Originally published on The Fandom Post
What They Say:
Content: (please note that content portions of a review may contain spoilers)
After all those episodes of buildup, Overlord has finally reached the battle it’s been promising. Of course, calling it a battle is a bit of a stretch. As soon as it starts, Ainz casts a Super Tier spell that instantly kills 70,000 of the Re-Estize soldiers, and then summons five giant monstrosities that rampage through the remaining forces, all while Ainz looks on. When Ainz finally decides to take the field directly, he comes across Climb, Brain, and Gazeff. Having finally revealed his true identity as an undead, Ainz comes down to speak with Gazeff and make an offer: if Gazeff agrees to become his subordinate, Ainz will call off the creatures attacking his men. Gazeff initially refuses, but then decides to challenge Ainz to a duel.

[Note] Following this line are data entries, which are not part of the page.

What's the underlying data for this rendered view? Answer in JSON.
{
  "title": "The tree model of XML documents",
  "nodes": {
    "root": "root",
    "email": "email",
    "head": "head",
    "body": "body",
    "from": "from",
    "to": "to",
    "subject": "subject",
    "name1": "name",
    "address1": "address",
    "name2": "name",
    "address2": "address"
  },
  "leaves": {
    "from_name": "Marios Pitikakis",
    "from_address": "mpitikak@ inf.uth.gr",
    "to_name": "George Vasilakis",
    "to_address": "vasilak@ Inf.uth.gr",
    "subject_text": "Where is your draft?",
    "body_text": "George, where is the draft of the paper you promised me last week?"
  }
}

Now this is what Overlord does best: straightforward action that mainly exists to show off how overpowered our protagonists are. I know that sounds like a backhanded compliment, but it’s honestly really entertaining. There are a few pauses here and there as the episode sets up the soldiers preparations at the start (also raising some pretty obvious death flags) and later switches to show the king’s reaction to his forces being routed, but the vast majority of it is Ainz demonstrating his magic and the creatures rampaging through the soldiers. Ainz forcing the Imperial soldiers with him to clap even while they’re scared half to death also adds a welcome bit of camp to the slaughter.
What helps even more here is that there’s actually a bit of tension in the battle, thanks in large part to the monsters’ designs. The creatures that appear look like black blobs with legs and mouths all over their bodies, mouths that continuously bleat like goats. The overall effect capitalizes on the already disturbing nature of Ainz’s slaughter to create some surprisingly solid horror. The monsters, which resemble the mouths from the opening, look so fundamentally wrong that their very appearance is disturbing. This is also one occasion where Overlord’s reliance on CG for crowds and monsters is actually a benefit, making them look even creepier and more otherworldly. Unfortunately, the CG models used for the army look as wooden as ever. Still, this is pretty impressive compared to most of Overlord’s CG.
We’re also treated to a brief appearance by Emperor Jircniv as he explains his reason for letting Ainz make the opening attack in the battle. He fully realizes that Ainz vastly outclasses anything he can bring to bear, so he’s using that to demonstrate to the world how much of a threat Ainz is as a way to motivate them to ally against him. Even if Jircniv obviously isn’t going to win here, it’s refreshing to have an opponent who actually seems able to give Ainz a run for his money. Jircniv may not be in the same league as Ainz and his minions in terms of power, but he seems more than capable of matching wits with Ainz. With only one episode left, though, it looks like we’ll have to wait for the eventual fourth season to see where his plans lead.
Overlord’s been a bit dull lately, but this episode is a return to form. Watching Ainz utterly annihilate everything that stands in front of him makes for some good popcorn material, especially when the show doesn’t try to be anything more than popcorn material. The horror elements it mixes in are also a welcome treat, making the battle/massacre even more entertaining. With one episode left in the season, it looks like we’re in for even more action as Ainz fights Gazeff. I’m already getting my popcorn ready.